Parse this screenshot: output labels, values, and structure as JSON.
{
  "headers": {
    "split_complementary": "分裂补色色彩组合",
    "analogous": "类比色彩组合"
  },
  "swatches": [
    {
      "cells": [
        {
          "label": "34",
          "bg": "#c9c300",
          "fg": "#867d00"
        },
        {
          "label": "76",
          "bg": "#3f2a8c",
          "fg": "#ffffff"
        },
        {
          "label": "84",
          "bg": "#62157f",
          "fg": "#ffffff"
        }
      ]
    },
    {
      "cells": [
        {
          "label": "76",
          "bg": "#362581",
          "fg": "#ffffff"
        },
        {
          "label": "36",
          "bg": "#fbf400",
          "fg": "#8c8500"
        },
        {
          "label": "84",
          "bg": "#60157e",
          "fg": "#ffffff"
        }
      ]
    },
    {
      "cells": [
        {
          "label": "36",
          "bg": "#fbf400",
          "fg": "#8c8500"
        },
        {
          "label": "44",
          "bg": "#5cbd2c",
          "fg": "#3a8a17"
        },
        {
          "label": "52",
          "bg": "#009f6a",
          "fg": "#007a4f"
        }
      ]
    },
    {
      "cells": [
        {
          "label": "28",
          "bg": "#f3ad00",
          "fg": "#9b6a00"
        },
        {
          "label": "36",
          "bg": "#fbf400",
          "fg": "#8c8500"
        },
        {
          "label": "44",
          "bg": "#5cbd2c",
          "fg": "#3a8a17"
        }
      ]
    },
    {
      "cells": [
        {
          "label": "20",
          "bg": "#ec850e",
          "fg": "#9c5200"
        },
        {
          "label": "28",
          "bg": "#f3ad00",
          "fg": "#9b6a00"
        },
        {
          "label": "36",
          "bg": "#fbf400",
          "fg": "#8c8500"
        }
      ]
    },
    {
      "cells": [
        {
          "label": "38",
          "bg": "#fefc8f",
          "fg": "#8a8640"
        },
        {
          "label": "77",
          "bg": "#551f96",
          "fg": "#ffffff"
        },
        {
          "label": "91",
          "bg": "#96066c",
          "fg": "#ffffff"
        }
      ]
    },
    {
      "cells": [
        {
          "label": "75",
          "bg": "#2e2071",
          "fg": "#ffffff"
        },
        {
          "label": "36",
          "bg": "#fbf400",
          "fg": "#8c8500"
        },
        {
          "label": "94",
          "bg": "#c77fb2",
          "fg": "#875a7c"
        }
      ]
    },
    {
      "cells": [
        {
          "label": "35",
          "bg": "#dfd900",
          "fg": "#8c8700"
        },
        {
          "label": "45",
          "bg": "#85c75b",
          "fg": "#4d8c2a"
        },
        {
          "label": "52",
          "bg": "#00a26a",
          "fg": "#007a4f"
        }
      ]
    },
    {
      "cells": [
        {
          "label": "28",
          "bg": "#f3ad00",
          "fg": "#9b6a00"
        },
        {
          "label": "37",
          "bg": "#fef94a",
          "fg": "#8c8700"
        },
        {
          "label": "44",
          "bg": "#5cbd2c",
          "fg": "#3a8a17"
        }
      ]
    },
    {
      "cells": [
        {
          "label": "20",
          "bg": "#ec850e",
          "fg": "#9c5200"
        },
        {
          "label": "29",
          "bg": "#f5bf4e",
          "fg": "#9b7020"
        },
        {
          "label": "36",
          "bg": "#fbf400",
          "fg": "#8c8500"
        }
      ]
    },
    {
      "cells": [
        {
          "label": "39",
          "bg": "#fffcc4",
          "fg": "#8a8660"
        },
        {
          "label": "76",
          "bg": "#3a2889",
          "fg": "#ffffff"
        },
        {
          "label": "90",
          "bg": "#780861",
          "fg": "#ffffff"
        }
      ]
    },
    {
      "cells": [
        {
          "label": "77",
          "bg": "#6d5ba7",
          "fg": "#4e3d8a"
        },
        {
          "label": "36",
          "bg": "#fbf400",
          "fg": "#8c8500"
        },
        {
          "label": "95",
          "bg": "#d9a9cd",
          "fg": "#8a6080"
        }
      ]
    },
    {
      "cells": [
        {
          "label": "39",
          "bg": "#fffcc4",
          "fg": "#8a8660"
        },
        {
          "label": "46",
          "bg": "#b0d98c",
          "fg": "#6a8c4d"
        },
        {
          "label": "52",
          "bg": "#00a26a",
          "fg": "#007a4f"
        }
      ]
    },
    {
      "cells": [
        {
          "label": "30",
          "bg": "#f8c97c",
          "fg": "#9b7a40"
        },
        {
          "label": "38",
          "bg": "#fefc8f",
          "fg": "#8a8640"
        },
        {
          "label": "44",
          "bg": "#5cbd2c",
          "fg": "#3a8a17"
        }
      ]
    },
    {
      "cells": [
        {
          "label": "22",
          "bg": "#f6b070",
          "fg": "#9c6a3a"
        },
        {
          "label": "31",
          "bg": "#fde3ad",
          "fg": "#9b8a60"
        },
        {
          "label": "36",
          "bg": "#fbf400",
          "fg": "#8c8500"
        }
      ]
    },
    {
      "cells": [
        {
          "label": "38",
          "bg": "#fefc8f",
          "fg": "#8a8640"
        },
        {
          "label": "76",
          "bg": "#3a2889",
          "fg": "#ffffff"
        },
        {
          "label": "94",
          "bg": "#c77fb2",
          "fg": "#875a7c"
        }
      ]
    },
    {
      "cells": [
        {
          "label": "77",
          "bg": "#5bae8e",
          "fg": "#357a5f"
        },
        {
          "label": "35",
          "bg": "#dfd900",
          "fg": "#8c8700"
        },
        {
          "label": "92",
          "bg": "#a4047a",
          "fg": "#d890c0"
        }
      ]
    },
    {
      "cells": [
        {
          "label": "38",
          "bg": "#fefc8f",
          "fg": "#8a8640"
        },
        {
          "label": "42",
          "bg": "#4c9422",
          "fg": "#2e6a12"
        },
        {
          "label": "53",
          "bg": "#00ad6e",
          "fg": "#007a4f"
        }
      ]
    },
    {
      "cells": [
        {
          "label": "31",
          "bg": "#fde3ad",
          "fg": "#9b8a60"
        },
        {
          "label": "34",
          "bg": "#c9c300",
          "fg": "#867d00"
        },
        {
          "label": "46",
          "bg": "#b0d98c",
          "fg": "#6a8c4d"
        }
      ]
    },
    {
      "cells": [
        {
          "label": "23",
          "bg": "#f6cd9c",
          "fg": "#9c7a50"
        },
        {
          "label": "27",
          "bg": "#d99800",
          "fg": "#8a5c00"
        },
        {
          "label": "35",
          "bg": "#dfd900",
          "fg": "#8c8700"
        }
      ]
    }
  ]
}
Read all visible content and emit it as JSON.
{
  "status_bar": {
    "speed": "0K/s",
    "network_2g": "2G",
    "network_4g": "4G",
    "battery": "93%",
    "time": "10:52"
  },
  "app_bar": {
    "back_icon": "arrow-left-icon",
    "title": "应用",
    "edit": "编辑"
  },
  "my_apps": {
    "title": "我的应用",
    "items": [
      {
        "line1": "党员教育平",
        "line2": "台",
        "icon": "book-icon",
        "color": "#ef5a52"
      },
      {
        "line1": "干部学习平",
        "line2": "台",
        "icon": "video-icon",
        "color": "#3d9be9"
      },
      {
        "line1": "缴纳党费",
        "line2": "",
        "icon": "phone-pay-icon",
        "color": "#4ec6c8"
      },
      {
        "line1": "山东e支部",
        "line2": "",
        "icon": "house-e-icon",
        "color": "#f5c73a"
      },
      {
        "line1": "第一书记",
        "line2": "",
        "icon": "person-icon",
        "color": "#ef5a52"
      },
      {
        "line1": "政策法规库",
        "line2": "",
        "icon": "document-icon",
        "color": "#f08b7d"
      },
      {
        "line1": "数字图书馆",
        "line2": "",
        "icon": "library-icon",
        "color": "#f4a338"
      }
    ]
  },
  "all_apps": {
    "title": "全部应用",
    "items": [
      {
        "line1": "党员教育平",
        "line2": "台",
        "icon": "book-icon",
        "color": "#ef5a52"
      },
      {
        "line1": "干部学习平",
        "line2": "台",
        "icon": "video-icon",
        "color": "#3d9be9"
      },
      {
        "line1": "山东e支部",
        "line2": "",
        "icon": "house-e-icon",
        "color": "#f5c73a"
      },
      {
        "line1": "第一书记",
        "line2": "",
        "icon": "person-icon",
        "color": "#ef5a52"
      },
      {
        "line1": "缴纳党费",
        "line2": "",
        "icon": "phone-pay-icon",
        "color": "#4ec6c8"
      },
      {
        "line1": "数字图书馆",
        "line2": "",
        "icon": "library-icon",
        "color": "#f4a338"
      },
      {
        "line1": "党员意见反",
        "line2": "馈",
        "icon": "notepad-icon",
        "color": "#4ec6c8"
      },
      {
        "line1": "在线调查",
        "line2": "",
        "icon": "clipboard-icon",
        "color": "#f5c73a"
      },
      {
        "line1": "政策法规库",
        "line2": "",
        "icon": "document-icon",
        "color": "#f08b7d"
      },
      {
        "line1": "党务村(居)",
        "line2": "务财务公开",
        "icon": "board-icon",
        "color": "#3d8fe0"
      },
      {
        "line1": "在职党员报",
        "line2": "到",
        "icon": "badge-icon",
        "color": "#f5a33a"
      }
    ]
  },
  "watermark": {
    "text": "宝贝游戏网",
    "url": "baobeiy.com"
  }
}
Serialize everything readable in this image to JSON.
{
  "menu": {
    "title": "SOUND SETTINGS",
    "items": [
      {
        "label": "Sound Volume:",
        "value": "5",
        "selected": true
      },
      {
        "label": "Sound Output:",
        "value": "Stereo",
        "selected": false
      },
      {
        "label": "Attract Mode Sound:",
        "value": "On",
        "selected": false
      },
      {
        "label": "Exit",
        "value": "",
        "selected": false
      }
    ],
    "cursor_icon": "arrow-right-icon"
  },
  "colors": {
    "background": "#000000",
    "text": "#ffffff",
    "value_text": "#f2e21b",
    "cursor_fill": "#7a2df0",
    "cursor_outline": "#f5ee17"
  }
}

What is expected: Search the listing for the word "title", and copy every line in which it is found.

Answer for the task:
    "title": "应用",
    "title": "我的应用",
    "title": "全部应用",
    "title": "SOUND SETTINGS",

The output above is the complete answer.